Rishon Lezion Magistrate's Court discussed Sunday a petition filed by Mahmoud Mansour, a Muslim Arab from Jaffa, who demanded to ban a radical right wing organization from holding a protest against his wedding tonight to Morel Malcha, a Jewish Israeli who also lives in Jaffa and had converted to Islam.
Judge Iyra Mordechai from the Rishon Lezion Magistrate Court said the protestors from the Organization for Prevention of Assimilation in the Holy Land (LEHAVA), could rally at a distance of 200 meters from the event itself.
During the court hearing, the police proposed holding the protest at a parking lot south of the banquet hall, about 150-200 meters away. Itamar Ben Gvir, the attorney for the organization, is expected to arrive at the site to check whether the location is suitable for the protest.
Wedding decorations of Mahmoud Mansour's house in Jaffa (Photo: Ido Erez)
In addition, a restraining order was issued against both sides for 90 days, during which they will not be able to contact each other directly or indirectly.
Mahmoud and Morel's Pre-wedding celebration (Photo: Hassan Shaalan) n

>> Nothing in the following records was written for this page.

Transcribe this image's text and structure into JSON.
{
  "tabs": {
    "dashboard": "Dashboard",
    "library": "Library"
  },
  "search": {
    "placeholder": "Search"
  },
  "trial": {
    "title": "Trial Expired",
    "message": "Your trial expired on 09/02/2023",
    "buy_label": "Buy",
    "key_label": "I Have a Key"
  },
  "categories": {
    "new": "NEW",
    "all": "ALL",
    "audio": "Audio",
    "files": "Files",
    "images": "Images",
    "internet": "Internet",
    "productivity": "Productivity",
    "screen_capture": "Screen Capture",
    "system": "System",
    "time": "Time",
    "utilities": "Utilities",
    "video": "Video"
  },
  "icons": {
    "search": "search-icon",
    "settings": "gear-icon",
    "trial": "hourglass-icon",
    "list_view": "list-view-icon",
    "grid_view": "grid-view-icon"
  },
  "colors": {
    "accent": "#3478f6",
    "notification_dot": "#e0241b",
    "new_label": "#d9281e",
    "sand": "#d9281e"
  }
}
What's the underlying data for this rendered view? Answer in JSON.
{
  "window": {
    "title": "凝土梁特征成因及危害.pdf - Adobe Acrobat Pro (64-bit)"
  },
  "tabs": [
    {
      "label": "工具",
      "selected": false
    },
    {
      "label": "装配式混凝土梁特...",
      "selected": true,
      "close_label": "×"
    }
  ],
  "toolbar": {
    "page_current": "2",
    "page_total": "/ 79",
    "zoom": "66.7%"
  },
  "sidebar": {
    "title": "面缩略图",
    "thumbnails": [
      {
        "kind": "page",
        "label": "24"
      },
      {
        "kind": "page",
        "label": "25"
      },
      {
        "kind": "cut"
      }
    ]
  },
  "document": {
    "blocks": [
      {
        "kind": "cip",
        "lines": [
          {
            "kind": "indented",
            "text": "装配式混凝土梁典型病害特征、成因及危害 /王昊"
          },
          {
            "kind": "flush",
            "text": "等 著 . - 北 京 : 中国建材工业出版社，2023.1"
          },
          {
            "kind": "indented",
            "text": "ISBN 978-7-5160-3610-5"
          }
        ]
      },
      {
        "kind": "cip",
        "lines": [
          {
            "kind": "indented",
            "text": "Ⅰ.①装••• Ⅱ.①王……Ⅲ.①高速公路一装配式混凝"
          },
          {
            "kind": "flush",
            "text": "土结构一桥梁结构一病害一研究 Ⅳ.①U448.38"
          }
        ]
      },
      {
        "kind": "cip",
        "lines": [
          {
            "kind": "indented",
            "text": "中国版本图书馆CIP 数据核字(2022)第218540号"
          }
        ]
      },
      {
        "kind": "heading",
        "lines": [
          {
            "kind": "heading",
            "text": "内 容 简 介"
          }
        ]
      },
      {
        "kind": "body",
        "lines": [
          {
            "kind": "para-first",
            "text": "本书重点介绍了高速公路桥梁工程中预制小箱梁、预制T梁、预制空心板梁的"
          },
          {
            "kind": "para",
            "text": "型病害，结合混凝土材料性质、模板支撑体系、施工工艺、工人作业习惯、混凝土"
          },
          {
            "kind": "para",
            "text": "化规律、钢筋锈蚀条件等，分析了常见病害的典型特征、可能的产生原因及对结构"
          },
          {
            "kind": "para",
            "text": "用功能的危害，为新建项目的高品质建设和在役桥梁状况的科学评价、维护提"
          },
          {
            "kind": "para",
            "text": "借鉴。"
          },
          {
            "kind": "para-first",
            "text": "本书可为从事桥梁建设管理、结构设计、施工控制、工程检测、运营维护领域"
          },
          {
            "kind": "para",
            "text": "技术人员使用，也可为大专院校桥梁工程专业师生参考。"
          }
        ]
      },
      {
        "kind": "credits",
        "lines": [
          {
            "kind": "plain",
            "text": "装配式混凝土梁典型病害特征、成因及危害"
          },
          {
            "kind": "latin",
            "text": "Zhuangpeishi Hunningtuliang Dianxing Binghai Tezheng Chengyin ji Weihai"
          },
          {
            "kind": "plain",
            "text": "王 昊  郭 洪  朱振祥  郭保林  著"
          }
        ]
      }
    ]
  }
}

The police representative at the hearing, Superintendent Shir Golus, said that hundreds of officers are expected to be on duty around the venue tonight. Judge Mordechai responded, saying: “It pains me. We’re paying a lot of taxes for this protest. That’s money that could have gone towards the Iron Dome.” Lawyer Ben Gvir said in reply: “That was my claim for the pride parade.”
Ben Gvir further said, following the ruling: “This is an important victory for freedom of expression. We have taught the leftists the meaning of democracy today.”
An apolitical rally aimed to counter the LEHAVA protest is urging people to arrive at the wedding venue with flowers and signs of congratulations to show support for the couple’s choice. The initiator of the counter rally, Guy Ronen, who obtained the couple’s approval for the tribute, said: “Morel and Mahmoud are not a public institution and no one has the right to harass them.”
President Reuven Rivlin posted a condemnation against LEHAVA on his Facebook page, saying: “There’s a red line between freedom of expression and protest, and incitement. Mahmoud and Morel from Jaffa decided to get married and exercise their freedom in a democratic country. The voices of incitement against them are infuriating and worrying, regardless of my views or those of anyone else regarding the issue,” he wrote.
“Not everyone has to be happy for Mahmoud and Morel, but everyone has to respect them. There is no room for demonstrations of incitement, violence and racism in the Israeli society. Such expressions undermine the foundations of our joint life in the Jewish and democratic State of Israel. I wish the newlyweds health, calm and joy.”
During court proceedings on the couple’s petition, their lawyer, Yaniv Segev, demanded that an injunction be issued both against harassment and against the LEHAVA protest. “There is a real concern for the safety of the couple,” he said. According to him, the LEHAVA activists’ protest may become violent and racist, and may even prevent the ceremony from taking place.
Mansour said at the court session: “Arab and Jews are the same. There’s nothing better than co-existence. We live on the same street with Arabs and Jews and we all wish good morning to each other. Morel already converted to Islam a long time ago, and we have been married since Friday.
“If a Jew was marrying a Chinese woman, would they be doing the same? Is it a criminal offence to get married? I love her.”